There was a Sardarji wedding in town. But this wasn’t any ordinary wedding. This was one of Sardarji tigers. Punjab da sher and all that. So a bunch of tigers were dancing in the baraat and growling yahoon yahoon! A wee-little mouse in a tiny pheta was also dancing with them, squeaking a little yawoon yawoon! of its own. A random passerby came up to Mousie Singh and said — Oye, yeh sher ki shaadi mein chuhaa kyon naach raha hai? (This is wedding of tigers. What’s a mouse doing here?) At which the mouse replied — Arrey! So what if I am a mouse? Shaadi ke pehle main bhi sher thha! (I too was a tiger before marriage!)

Heh Heh. Ouch. Made you wince, did that not? You were not seriously expecting a post only about music, were you? But trust me, when that joke is earnestly narrated by a chirpy and twinkly Asha, accompanied by a little mouse-bhangra, it gets much much cuter.

Age has begun catching up on Asha, and there were moments where her voice faltered, gently reminding us that she is, after all, nearing seventy-three! But even then, watching her smile and sing and even dance at times, resplendent in a white and gold sari, surrounded by musicians half her age, was incredibly inspiring.

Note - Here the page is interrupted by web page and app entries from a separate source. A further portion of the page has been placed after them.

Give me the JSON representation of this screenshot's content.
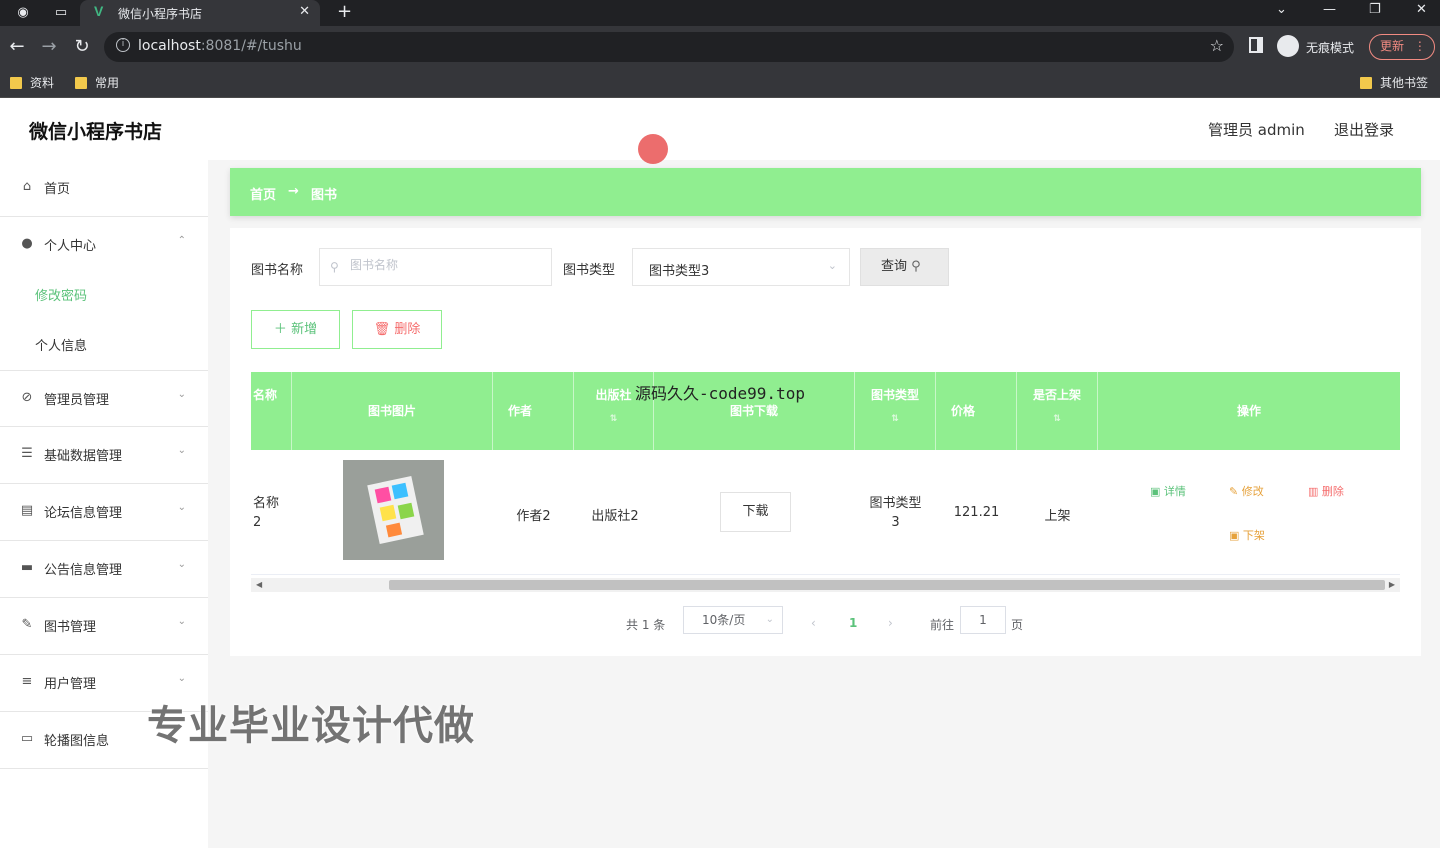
{
  "browser": {
    "tab_title": "微信小程序书店",
    "tab_favicon": "V",
    "url_host": "localhost",
    "url_rest": ":8081/#/tushu",
    "incognito_label": "无痕模式",
    "update_label": "更新",
    "bookmarks": [
      "资料",
      "常用"
    ],
    "other_bookmarks": "其他书签"
  },
  "header": {
    "brand": "微信小程序书店",
    "admin_label": "管理员 admin",
    "logout": "退出登录"
  },
  "sidebar": {
    "home": "首页",
    "personal_center": "个人中心",
    "sub_items": [
      "修改密码",
      "个人信息"
    ],
    "items": [
      "管理员管理",
      "基础数据管理",
      "论坛信息管理",
      "公告信息管理",
      "图书管理",
      "用户管理",
      "轮播图信息"
    ]
  },
  "breadcrumb": {
    "home": "首页",
    "arrow": "→",
    "current": "图书"
  },
  "search": {
    "name_label": "图书名称",
    "name_placeholder": "图书名称",
    "type_label": "图书类型",
    "type_value": "图书类型3",
    "query_button": "查询"
  },
  "actions": {
    "add": "新增",
    "delete": "删除"
  },
  "table": {
    "headers": [
      "名称",
      "图书图片",
      "作者",
      "出版社",
      "图书下载",
      "图书类型",
      "价格",
      "是否上架",
      "操作"
    ],
    "rows": [
      {
        "name_line1": "名称",
        "name_line2": "2",
        "author": "作者2",
        "publisher": "出版社2",
        "download": "下载",
        "type_line1": "图书类型",
        "type_line2": "3",
        "price": "121.21",
        "listed": "上架",
        "op_detail": "详情",
        "op_edit": "修改",
        "op_delete": "删除",
        "op_unlist": "下架"
      }
    ]
  },
  "pagination": {
    "total": "共 1 条",
    "page_size": "10条/页",
    "current_page": "1",
    "goto_label": "前往",
    "goto_value": "1",
    "page_unit": "页"
  },
  "overlays": {
    "source_watermark": "源码久久-code99.top",
    "promo": "专业毕业设计代做"
  },
  "colors": {
    "accent_green": "#90ee90",
    "active_text": "#5bc27a",
    "danger": "#f56c6c",
    "warning": "#e6a23c"
  }
}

And then there was the music itself. The ‘Quartet’s song selection for their CD (and thus the show) was unusual. Rather than only going with RD’s more famous numbers which people are wont to doing, they’ve picked a number of lesser-known and interestingly arranged compositions. Will do a separate post on that, if anyone wants to listen to me ramble about RD. C’mon, be nice and say you do, will you?

The audience was about half American and half Indian, roughly divided along the lines of those who had come to hear the ‘Quartet and those who had come to watch Asha sing. It was pretty much the perfect evening, marred only by some ditzy Ghaat women who chattered next to us in the lobby, and whose scintillating conversation we had the privilege of overhearing —

DGW1: How many sisters are they in all?
DGW2: Four.
DGW1: Really? Lata .. Asha .. and?
DGW3: Usha ..
DGW2: There’s one more! There’s one more!
Me: *math genius!*
DGW2: Uh .. her name is .. uh .. her name is .. uh ..
Me: *someone put the woman out of her misery, please*
DGW2: I know it! It is .. it is ..
Me: *turning to woman* Meena ..
DGW2: Oh yes! Thank you!
Me: *phew*

A few minutes later —

DGW1: Her husband was also a music director, no?
Me: *Duh!*
DGW3: Was it Hridaynath Mangeshkar?
DGW1: No yaar, that was her brother! Chheee!
DGW3: What was his name then?
Me: *This was right after an Asha-R D Burman concert, for crying out loud!*
DGW2: Mr Bhosle, I guess? *annoying giggle giggle*
Me: *groan*
DGW4: She was married to R D Burman, yaar! Did you not read the brochure?
Me: *God bless your soul*
DGW2: But why is she Asha Bhosle then?
DGW1: That was her first husband. She divorced him.
*DGW2 and DGW3 clamping hands to mouth and collectively gasping in shock* Ohhhh really? Hawww! She’s a divorcee?! Wowww, I didn’t know that!

Sheeesh. Gah bah! But we don’t do generalizations about Maharashtrian women. Nuh-uh, we don’t.